For whilst I remember the 1980’s as a time of great upheaval, terrible hardship for some and excessive greed by a few, I also remember the Free Nelson Mandela concert, Live Aid, Children in Need and unprecedented levels of charity. It turned out that given economic freedom most were more than willing to do the right thing, yet much of the recent ‘history’ paints a colourful picture of cartoon villainy; beware the evil Thatcher beast that would ‘cheerfully’ destroy communities and ‘gladly attack’ the poor. A litany repeated whilst staring down those who would point out the folly of this thinking seems designed to silence the critics - for who would be associated with such monsters?

I would. I have my truth. What's yours?

Sunday, 7 November 2010

Bonfire night: special edition

Last night was dry, which made a change from the previous day where every time I looked up I got a face full of water. It’s not easy watching fireworks in the rain, but we had a good time and knew we had the main show the following day. We didn’t stay for the whole display, it was good but it was incidental. Little Miss R got her overpriced piece of plastic flashing crap and smiled a lot, so I smiled a lot.
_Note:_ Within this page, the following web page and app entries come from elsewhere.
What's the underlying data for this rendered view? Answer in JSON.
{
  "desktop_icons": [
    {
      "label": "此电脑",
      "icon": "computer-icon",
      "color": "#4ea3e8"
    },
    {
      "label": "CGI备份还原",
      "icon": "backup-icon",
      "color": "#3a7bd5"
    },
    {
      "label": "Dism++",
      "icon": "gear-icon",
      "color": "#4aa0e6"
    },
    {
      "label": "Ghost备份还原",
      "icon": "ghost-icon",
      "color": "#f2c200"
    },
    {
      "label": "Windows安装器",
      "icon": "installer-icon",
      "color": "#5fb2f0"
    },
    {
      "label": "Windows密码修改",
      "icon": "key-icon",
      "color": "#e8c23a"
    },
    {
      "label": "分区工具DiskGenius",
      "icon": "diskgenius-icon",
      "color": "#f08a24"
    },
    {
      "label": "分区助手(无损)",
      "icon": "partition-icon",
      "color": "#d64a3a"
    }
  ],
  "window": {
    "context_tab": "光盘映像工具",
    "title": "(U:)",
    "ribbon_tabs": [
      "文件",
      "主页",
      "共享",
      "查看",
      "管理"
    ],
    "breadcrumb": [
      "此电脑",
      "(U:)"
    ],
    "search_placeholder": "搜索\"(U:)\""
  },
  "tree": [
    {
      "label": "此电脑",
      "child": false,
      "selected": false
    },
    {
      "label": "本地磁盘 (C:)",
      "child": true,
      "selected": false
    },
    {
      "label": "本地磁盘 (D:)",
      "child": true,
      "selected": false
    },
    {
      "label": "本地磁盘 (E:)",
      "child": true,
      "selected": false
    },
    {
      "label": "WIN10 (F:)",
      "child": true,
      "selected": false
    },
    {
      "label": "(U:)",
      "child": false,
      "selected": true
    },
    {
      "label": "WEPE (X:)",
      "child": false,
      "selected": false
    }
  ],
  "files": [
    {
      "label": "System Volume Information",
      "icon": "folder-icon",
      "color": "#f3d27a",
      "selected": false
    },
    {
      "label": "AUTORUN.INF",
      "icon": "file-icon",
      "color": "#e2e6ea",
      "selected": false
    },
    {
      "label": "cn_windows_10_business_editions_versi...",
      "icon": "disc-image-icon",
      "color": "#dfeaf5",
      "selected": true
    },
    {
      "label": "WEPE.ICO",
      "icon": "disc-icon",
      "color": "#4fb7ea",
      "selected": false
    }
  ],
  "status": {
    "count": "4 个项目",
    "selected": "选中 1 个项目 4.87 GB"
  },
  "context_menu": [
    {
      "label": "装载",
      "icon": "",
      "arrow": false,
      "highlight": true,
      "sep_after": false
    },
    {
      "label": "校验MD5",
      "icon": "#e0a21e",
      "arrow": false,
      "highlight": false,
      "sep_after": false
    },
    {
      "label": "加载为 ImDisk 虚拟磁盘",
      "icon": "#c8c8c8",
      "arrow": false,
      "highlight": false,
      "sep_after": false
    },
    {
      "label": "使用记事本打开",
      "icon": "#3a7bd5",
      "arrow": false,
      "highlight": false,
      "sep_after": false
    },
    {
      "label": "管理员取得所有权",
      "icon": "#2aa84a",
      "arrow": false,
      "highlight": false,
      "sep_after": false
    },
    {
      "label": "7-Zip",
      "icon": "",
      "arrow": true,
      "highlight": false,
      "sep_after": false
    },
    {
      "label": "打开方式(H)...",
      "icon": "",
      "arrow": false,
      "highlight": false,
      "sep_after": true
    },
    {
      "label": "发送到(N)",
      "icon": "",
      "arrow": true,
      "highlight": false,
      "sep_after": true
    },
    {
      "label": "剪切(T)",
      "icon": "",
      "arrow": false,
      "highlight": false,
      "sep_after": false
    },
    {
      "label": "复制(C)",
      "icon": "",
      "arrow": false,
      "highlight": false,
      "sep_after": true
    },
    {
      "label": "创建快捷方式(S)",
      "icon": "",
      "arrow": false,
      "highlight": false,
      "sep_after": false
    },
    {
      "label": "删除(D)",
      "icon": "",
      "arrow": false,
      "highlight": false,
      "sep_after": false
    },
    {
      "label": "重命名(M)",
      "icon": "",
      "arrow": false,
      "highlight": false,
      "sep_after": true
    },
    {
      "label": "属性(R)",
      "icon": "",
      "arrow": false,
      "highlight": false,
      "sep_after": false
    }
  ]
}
It’s the sense of occasion we look forward to and possibly for my daughter the knowledge that I’d carry her home. My shoulders ache but I wouldn’t have it any other way.

Friday, 5 November 2010

Ending the week

I’m tired. I’ve spent the home part of my week adapting to the school run, housework, cooking the dinner and trying to watch re-runs of Star Trek: DS9. I’ve spent the work part of my week grappling with legacy code, though in the absence of an environment in which to ask questions or generate ideas it’s a solitary experience. That’s not a criticism, merely acknowledging the realities of working in such a small office. It’s not dissimilar to my first job in which I spent six years with ever-decreasing staff numbers before deciding to take a peek at the world outside. This time we are at least connected, you and I, though whether we’ll ever understand each other. The internet brings us together and emphasises the distance between, provides answers and a constant reminder of how little I know.

So I looked forward to the supporting act to this weekend’s firework displays. Little Miss R and I forsook the car and umbrellas and instead took a short walk to watch a quick display of very loud bangs and dazzling colour. It tipped down. We had a lot of fun.